When considering any potential dam removal project, said Moore, it’s important to weigh the ecological, cultural, recreational, economic and energy-related benefits against each other before making a judgment. But in the case of Ela Dam, both Moore and Brown believe that removing it is the best option.
“Part of the issue also with the Bryson dam is how little electricity it actually produces,” said Moore.
The dam has a licensed capacity of only 980 kilowatts, netting the company just over $55,000 per year. By contrast, nearby Fontana Dam produces a net 304 megawatts on an average day, more than 310 times the amount generated at Ela. Those numbers — placed alongside the reality of an aging structure in need of expensive upgrades and a sediment-covered river requiring pricey cleanup efforts — make the calculation simple, said Brown.
“In the long run, the economics of that dam being there and them (Northbrook) running that dam are far removed from their intention to make money,” he said.
Envisioning a free river
Meanwhile, the environmental and recreational benefits of a free Oconaluftee could be spectacular, advocates say. Getting rid of the dam would remove a barrier that’s kept upstream and downstream aquatic life separated for nearly a century, and provide opportunity to anglers and boaters looking for a longer continuous river stretch. They point to the revitalization of the Tuckasegee River at Dillsboro following that dam’s removal in 2010 as an example of what could happen on the Oconaluftee.
“The removal of Ela Dam would provide significant ecological benefits, including the return of a more naturalized flow and temperature regimen and sediment transport to the river system and would be of net benefit to the EBCI Oconaluftee watershed, its aquatic and terrestrial resources such as the sicklefin redhorse, the eastern hellbender and the Appalachian elktoe mussel,” reads the resolution Council passed.
MountainTrue is “all in” on supporting dam removal efforts, and the rare sicklefin redhorse is the main reason why, Moore said. MountainTrue is part of the Sicklefin Working Group aiming to restore the fish’s populations.
The large-bodied sucker fish were historically a staple food for the Cherokee people, but today they’re rare, found only in the Little Tennessee and Hiawassee river basins of North Carolina and northern Georgia. The Fish and Wildlife Service estimates that about half of the species’ known population in the Tuckasegee River basin — which flows into the Little Tennessee — spawns in the Oconaluftee River below Ela Dam.

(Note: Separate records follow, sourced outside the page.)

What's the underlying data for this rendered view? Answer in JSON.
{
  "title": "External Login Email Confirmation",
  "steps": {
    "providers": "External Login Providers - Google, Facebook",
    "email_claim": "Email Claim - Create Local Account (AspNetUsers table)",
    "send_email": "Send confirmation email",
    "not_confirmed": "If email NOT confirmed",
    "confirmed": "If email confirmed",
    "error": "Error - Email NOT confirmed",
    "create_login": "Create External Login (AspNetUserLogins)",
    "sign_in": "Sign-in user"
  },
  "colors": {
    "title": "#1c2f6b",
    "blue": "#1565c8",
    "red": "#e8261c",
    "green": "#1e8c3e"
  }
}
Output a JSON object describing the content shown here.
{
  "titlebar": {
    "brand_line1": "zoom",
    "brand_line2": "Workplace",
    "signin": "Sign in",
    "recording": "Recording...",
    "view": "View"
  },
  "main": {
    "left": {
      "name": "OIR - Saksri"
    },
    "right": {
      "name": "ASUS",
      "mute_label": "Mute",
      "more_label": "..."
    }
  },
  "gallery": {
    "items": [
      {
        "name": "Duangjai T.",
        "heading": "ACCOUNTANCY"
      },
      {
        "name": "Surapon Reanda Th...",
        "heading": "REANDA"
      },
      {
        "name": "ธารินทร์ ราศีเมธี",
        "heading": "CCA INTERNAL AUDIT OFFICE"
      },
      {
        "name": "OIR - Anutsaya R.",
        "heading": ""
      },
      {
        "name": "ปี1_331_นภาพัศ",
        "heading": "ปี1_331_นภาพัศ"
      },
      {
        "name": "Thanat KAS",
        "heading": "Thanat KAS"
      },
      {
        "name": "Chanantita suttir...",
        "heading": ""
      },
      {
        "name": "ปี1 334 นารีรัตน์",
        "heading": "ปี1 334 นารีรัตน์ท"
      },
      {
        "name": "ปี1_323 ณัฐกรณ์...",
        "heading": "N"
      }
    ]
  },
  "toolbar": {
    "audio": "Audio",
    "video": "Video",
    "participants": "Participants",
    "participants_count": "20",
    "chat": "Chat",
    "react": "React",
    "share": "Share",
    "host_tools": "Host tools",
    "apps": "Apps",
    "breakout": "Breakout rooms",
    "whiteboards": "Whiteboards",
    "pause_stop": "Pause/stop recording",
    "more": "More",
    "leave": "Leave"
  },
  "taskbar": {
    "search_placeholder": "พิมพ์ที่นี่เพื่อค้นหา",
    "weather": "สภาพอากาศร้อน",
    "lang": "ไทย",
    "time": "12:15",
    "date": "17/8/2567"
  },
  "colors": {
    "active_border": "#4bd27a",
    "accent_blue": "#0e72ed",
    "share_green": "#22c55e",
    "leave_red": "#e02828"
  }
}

For years, tribal resource managers have been trying to establish a population above the dam on the Qualla Boundary, but to no avail. The fish would eventually flop over the impoundment, unable to return upstream. Countless other aquatic species face the same barrier.

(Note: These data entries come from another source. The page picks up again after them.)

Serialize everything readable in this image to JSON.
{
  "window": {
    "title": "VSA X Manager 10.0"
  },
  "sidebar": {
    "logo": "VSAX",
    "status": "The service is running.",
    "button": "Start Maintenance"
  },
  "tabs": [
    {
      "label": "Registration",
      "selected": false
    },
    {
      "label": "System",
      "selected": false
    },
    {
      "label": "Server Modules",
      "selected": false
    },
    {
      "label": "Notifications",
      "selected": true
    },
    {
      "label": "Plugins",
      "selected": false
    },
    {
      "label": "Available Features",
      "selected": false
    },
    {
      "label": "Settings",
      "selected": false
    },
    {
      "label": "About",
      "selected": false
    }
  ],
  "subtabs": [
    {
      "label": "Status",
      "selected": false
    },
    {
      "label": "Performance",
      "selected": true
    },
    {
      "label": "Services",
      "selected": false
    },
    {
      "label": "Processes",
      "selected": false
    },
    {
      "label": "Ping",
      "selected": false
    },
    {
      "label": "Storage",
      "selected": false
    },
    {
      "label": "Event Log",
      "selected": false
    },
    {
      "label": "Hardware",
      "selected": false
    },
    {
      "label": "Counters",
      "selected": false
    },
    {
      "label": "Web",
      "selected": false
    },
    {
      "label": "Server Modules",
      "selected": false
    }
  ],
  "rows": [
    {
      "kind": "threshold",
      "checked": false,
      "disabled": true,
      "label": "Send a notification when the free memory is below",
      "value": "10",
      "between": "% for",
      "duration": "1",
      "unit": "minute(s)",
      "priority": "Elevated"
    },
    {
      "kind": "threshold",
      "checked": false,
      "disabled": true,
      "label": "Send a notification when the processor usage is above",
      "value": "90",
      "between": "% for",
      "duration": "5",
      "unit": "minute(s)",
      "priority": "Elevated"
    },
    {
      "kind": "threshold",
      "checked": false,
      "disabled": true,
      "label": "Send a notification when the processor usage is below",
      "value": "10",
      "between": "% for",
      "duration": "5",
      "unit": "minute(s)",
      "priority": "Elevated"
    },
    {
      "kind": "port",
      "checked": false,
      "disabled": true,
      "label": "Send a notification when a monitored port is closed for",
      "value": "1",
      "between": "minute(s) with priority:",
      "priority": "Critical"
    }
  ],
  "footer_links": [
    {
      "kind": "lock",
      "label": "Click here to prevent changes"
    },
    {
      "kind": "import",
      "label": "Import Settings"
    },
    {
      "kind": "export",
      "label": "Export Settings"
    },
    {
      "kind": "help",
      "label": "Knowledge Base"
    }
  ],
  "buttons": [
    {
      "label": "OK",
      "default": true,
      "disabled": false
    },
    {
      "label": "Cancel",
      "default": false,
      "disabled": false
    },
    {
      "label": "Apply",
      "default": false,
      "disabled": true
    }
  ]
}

“For 97 years, our water bodies have been disconnected from the rest of the world,” Owle told Council.
Owle — and the partners he’s working with — hopes to see that barrier break as the dam nears a century of existence.

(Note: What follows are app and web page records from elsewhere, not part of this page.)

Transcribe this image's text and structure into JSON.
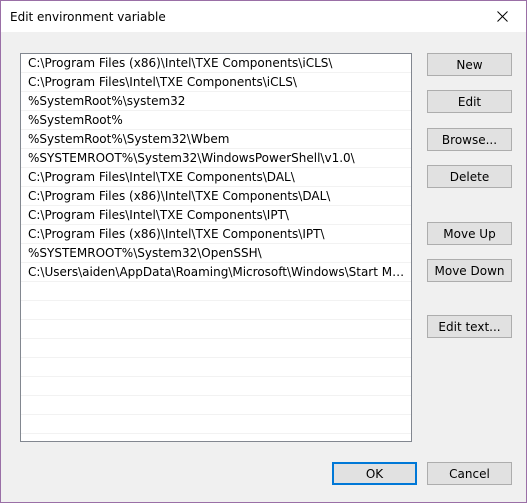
{
  "window": {
    "title": "Edit environment variable"
  },
  "list": {
    "items": [
      "C:\\Program Files (x86)\\Intel\\TXE Components\\iCLS\\",
      "C:\\Program Files\\Intel\\TXE Components\\iCLS\\",
      "%SystemRoot%\\system32",
      "%SystemRoot%",
      "%SystemRoot%\\System32\\Wbem",
      "%SYSTEMROOT%\\System32\\WindowsPowerShell\\v1.0\\",
      "C:\\Program Files\\Intel\\TXE Components\\DAL\\",
      "C:\\Program Files (x86)\\Intel\\TXE Components\\DAL\\",
      "C:\\Program Files\\Intel\\TXE Components\\IPT\\",
      "C:\\Program Files (x86)\\Intel\\TXE Components\\IPT\\",
      "%SYSTEMROOT%\\System32\\OpenSSH\\",
      "C:\\Users\\aiden\\AppData\\Roaming\\Microsoft\\Windows\\Start Menu\\Pr..."
    ]
  },
  "buttons": {
    "new": "New",
    "edit": "Edit",
    "browse": "Browse...",
    "delete": "Delete",
    "move_up": "Move Up",
    "move_down": "Move Down",
    "edit_text": "Edit text...",
    "ok": "OK",
    "cancel": "Cancel"
  },
  "icons": {
    "close": "close-icon"
  },
  "colors": {
    "window_border": "#9a6fa6",
    "default_button_border": "#0078d7",
    "button_face": "#e1e1e1",
    "dialog_background": "#f0f0f0"
  }
}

“We (the partners) were just down there at lunch — kind of like wow, this is real,” he said Feb. 3. “We’re standing here looking at this dam, and it could be down within five years.”